[RECORDS PROVIDED Boundary: Start]

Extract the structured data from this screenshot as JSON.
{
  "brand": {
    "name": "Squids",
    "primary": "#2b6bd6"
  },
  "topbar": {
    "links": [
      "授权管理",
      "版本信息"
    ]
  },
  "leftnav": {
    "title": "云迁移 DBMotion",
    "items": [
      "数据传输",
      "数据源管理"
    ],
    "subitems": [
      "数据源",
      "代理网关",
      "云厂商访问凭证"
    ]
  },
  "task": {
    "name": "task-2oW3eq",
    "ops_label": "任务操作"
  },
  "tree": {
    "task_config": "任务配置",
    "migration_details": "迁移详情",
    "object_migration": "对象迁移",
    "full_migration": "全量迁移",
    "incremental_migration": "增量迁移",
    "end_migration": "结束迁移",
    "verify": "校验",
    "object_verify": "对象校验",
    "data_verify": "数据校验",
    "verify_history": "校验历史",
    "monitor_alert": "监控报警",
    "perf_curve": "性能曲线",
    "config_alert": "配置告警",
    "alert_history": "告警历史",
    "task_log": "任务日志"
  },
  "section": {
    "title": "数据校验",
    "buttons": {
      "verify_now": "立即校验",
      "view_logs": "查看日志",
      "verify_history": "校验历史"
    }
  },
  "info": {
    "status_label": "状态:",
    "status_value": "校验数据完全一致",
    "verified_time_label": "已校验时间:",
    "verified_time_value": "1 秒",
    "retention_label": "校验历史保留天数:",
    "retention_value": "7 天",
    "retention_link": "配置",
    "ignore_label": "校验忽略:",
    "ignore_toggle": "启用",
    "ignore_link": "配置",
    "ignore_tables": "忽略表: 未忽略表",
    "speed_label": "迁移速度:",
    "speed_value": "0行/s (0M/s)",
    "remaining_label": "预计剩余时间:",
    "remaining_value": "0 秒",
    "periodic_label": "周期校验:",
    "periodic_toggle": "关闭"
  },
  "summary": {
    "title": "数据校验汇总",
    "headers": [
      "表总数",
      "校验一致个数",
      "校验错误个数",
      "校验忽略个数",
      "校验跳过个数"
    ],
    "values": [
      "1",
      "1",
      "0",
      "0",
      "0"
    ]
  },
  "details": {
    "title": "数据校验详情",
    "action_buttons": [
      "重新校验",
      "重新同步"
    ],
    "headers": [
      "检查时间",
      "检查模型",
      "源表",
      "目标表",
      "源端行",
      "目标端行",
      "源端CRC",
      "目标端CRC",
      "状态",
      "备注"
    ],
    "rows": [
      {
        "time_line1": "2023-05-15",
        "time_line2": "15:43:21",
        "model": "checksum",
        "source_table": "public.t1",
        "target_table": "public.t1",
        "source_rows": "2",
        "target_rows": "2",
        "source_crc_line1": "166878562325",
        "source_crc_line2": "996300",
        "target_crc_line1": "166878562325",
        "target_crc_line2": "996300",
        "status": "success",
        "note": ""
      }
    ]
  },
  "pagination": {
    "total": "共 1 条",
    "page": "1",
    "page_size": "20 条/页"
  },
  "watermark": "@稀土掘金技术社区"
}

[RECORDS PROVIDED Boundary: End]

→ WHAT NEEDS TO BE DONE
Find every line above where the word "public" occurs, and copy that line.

→ SOLUTION FOR THIS EXERCISE
        "source_table": "public.t1",
        "target_table": "public.t1",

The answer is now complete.